■ EXERCISE:
Images do not belong in the copy. Retype the entries exactly.

[Stored data]

○ ○ ○ ○ ○ ○ ○

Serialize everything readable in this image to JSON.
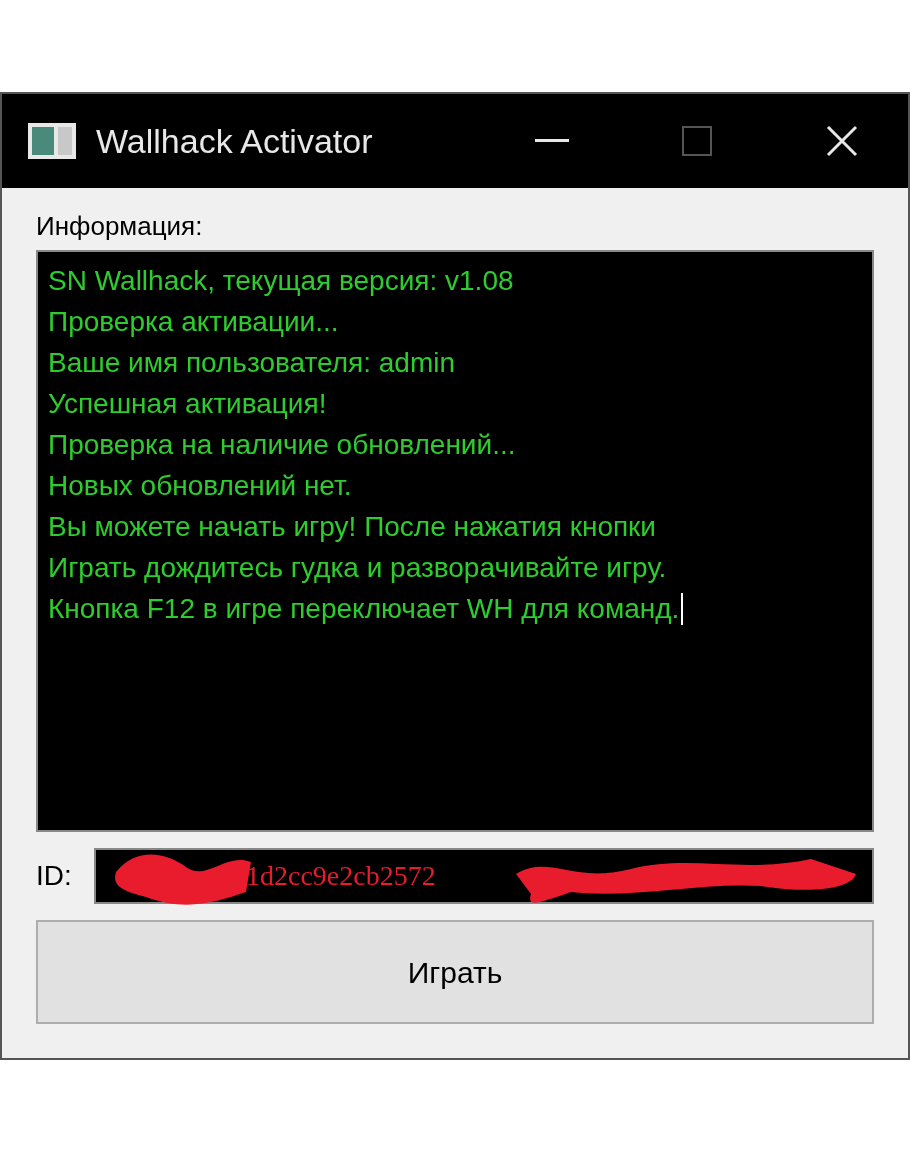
{
  "window": {
    "title": "Wallhack Activator",
    "maximize_disabled": true
  },
  "info_label": "Информация:",
  "console_lines": [
    "SN Wallhack, текущая версия: v1.08",
    "Проверка активации...",
    "Ваше имя пользователя: admin",
    "Успешная активация!",
    "Проверка на наличие обновлений...",
    "Новых обновлений нет.",
    "Вы можете начать игру! После нажатия кнопки",
    "Играть дождитесь гудка и разворачивайте игру.",
    "Кнопка F12 в игре переключает WH для команд."
  ],
  "id_field": {
    "label": "ID:",
    "value": "1d2cc9e2cb2572"
  },
  "buttons": [
    "Играть"
  ]
}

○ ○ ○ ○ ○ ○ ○

■ SOLUTION TO THIS PROBLEM:
Serialize everything readable in this image to JSON.
{
  "window": {
    "title": "Wallhack Activator",
    "maximize_disabled": true
  },
  "info_label": "Информация:",
  "console_lines": [
    "SN Wallhack, текущая версия: v1.08",
    "Проверка активации...",
    "Ваше имя пользователя: admin",
    "Успешная активация!",
    "Проверка на наличие обновлений...",
    "Новых обновлений нет.",
    "Вы можете начать игру! После нажатия кнопки",
    "Играть дождитесь гудка и разворачивайте игру.",
    "Кнопка F12 в игре переключает WH для команд."
  ],
  "id_field": {
    "label": "ID:",
    "value": "1d2cc9e2cb2572"
  },
  "buttons": [
    "Играть"
  ]
}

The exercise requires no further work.